§ **AIM OF THE EXERCISE**:
Out of the entries that follow, copy each line containing "ПРАВИЛА".

[Records from a data source]
◇ ◇ ◇ ◇

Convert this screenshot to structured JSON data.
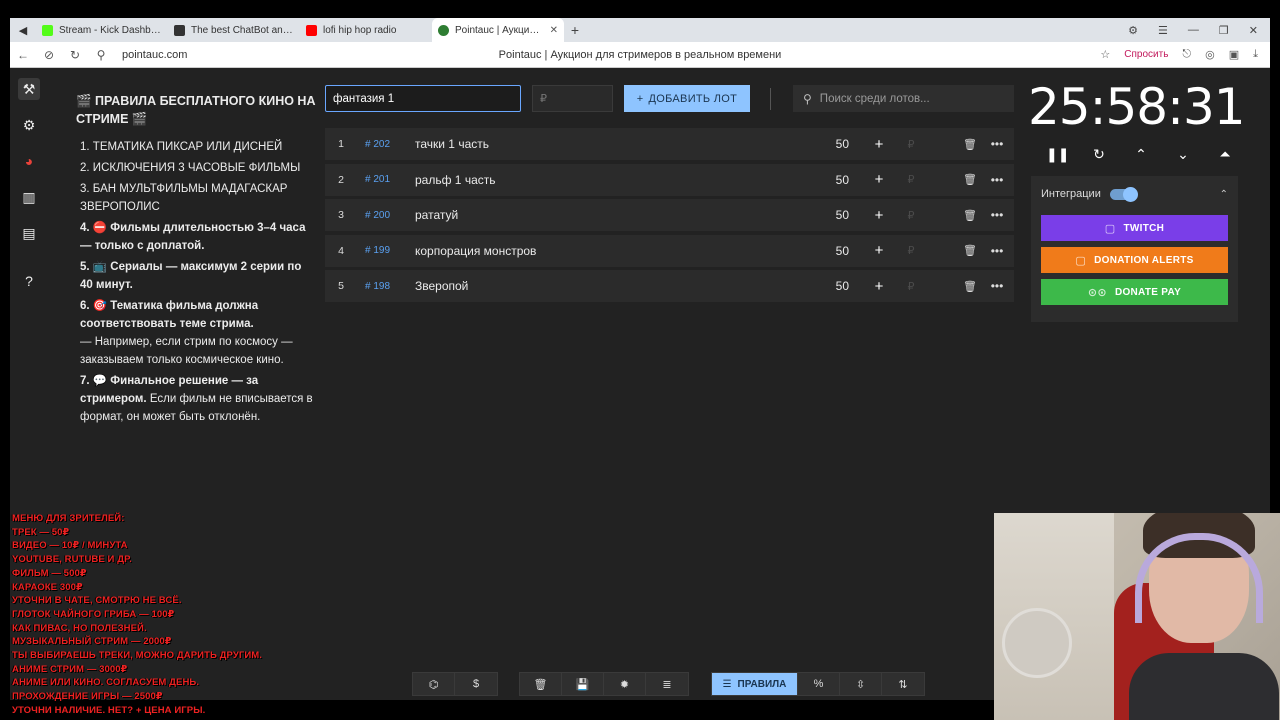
{
  "browser": {
    "tabs": [
      {
        "title": "Stream - Kick Dashboard",
        "favicon_color": "#53fc18"
      },
      {
        "title": "The best ChatBot and Wid",
        "favicon_color": "#333333"
      },
      {
        "title": "lofi hip hop radio",
        "favicon_color": "#ff0000"
      },
      {
        "title": "Pointauc | Аукцион для",
        "favicon_color": "#2e7d32"
      }
    ],
    "url": "pointauc.com",
    "page_title": "Pointauc | Аукцион для стримеров в реальном времени",
    "ask_label": "Спросить"
  },
  "rules": {
    "title": "🎬 ПРАВИЛА БЕСПЛАТНОГО КИНО НА СТРИМЕ 🎬",
    "items": [
      {
        "n": "1.",
        "text": "ТЕМАТИКА ПИКСАР ИЛИ ДИСНЕЙ",
        "bold": false
      },
      {
        "n": "2.",
        "text": "ИСКЛЮЧЕНИЯ  3 ЧАСОВЫЕ ФИЛЬМЫ",
        "bold": false
      },
      {
        "n": "3.",
        "text": "БАН МУЛЬТФИЛЬМЫ МАДАГАСКАР ЗВЕРОПОЛИС",
        "bold": false
      },
      {
        "n": "4.",
        "text": "⛔ Фильмы длительностью 3–4 часа — только с доплатой.",
        "bold": true
      },
      {
        "n": "5.",
        "text": "📺 Сериалы — максимум 2 серии по 40 минут.",
        "bold": true
      },
      {
        "n": "6.",
        "text": "🎯 Тематика фильма должна соответствовать теме стрима.",
        "bold": true,
        "extra": "— Например, если стрим по космосу — заказываем только космическое кино."
      },
      {
        "n": "7.",
        "text": "💬 Финальное решение — за стримером.",
        "bold": true,
        "extra": "Если фильм не вписывается в формат, он может быть отклонён."
      }
    ]
  },
  "controls": {
    "lot_name_value": "фантазия 1",
    "price_placeholder": "₽",
    "add_label": "ДОБАВИТЬ ЛОТ",
    "search_placeholder": "Поиск среди лотов..."
  },
  "lots": [
    {
      "num": "1",
      "id": "# 202",
      "name": "тачки 1 часть",
      "amount": "50"
    },
    {
      "num": "2",
      "id": "# 201",
      "name": "ральф 1 часть",
      "amount": "50"
    },
    {
      "num": "3",
      "id": "# 200",
      "name": "рататуй",
      "amount": "50"
    },
    {
      "num": "4",
      "id": "# 199",
      "name": "корпорация монстров",
      "amount": "50"
    },
    {
      "num": "5",
      "id": "# 198",
      "name": "Зверопой",
      "amount": "50"
    }
  ],
  "timer": {
    "value": "25:58:31"
  },
  "integrations": {
    "label": "Интеграции",
    "enabled": true,
    "twitch": "TWITCH",
    "donation_alerts": "DONATION ALERTS",
    "donate_pay": "DONATE PAY",
    "colors": {
      "twitch": "#7a3ee8",
      "donation_alerts": "#f07b1a",
      "donate_pay": "#3db94a"
    }
  },
  "overlay_menu": [
    "МЕНЮ ДЛЯ ЗРИТЕЛЕЙ:",
    "ТРЕК — 50₽",
    "ВИДЕО — 10₽ / МИНУТА",
    "YOUTUBE, RUTUBE И ДР.",
    "ФИЛЬМ — 500₽",
    "КАРАОКЕ 300₽",
    "УТОЧНИ В ЧАТЕ, СМОТРЮ НЕ ВСЁ.",
    "ГЛОТОК ЧАЙНОГО ГРИБА — 100₽",
    "КАК ПИВАС, НО ПОЛЕЗНЕЙ.",
    "МУЗЫКАЛЬНЫЙ СТРИМ — 2000₽",
    "ТЫ ВЫБИРАЕШЬ ТРЕКИ, МОЖНО ДАРИТЬ ДРУГИМ.",
    "АНИМЕ СТРИМ — 3000₽",
    "АНИМЕ ИЛИ КИНО. СОГЛАСУЕМ ДЕНЬ.",
    "ПРОХОЖДЕНИЕ ИГРЫ — 2500₽",
    "УТОЧНИ НАЛИЧИЕ. НЕТ? + ЦЕНА ИГРЫ."
  ],
  "toolbar": {
    "rules_label": "ПРАВИЛА"
  },
  "accent_color": "#8ec4ff"
}
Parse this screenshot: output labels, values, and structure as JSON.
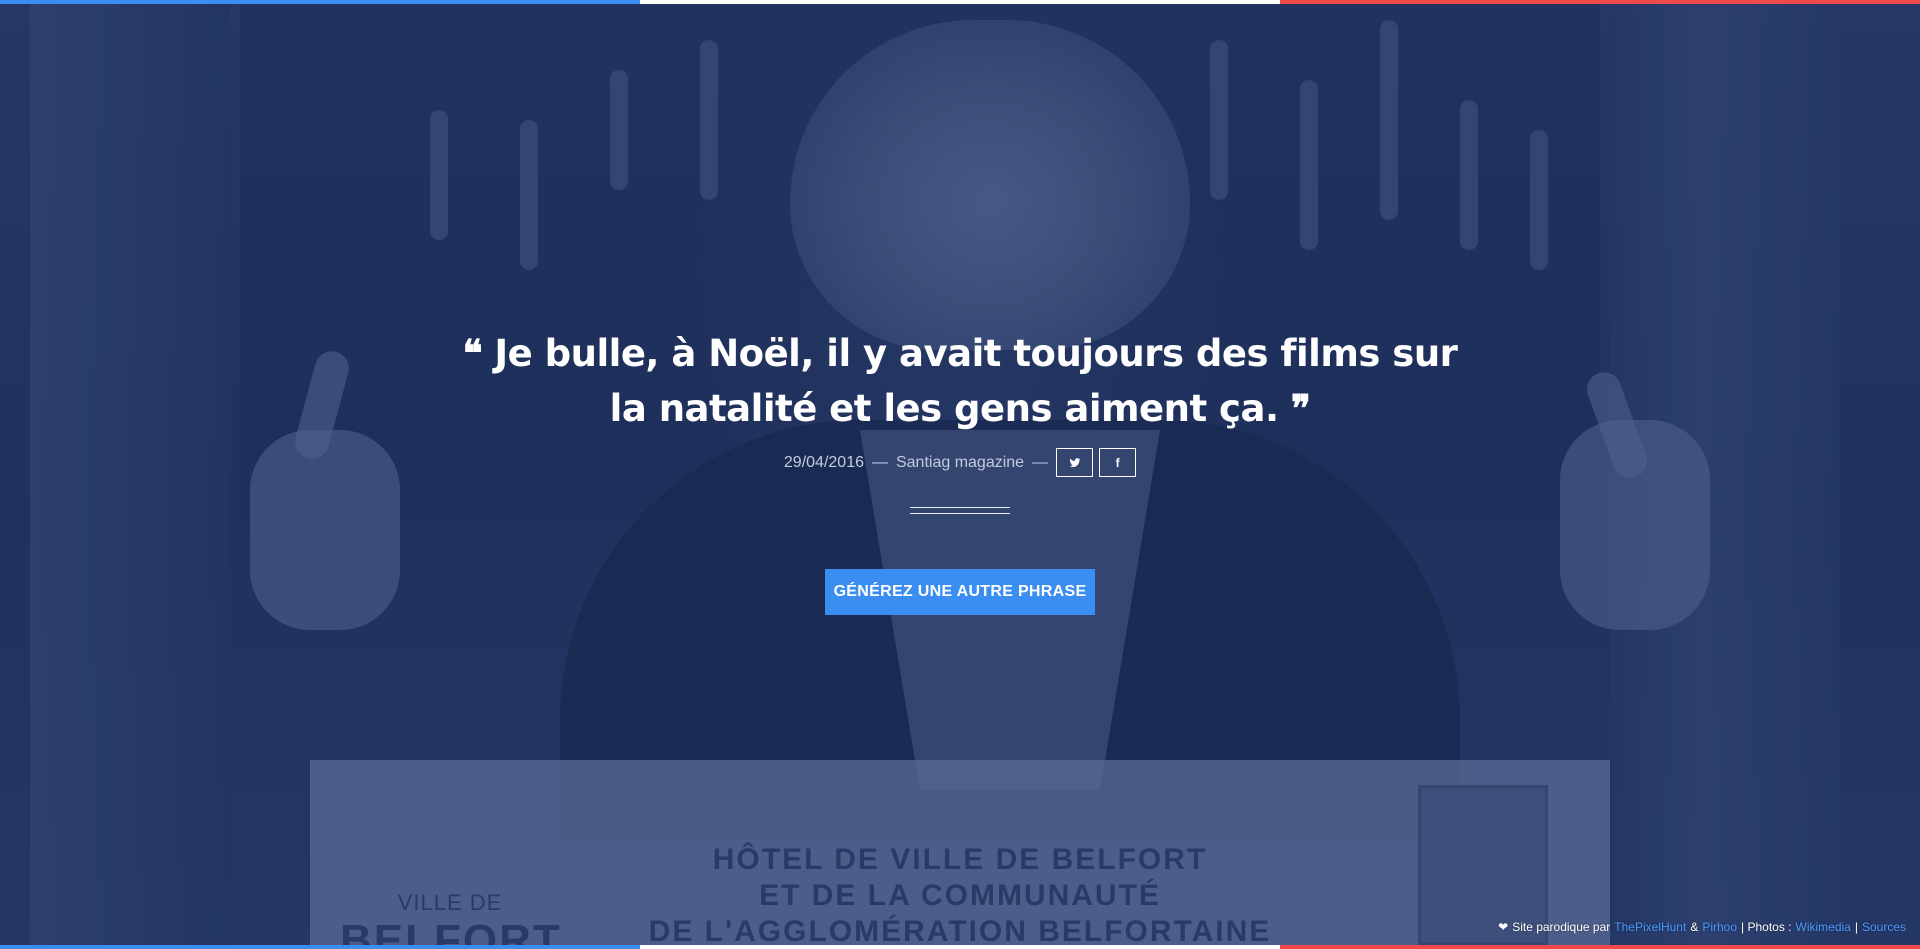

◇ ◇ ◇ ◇

§ **EXERCISE RESPONSE**:
    "title": "🎬 ПРАВИЛА БЕСПЛАТНОГО КИНО НА СТРИМЕ 🎬",
    "rules_label": "ПРАВИЛА"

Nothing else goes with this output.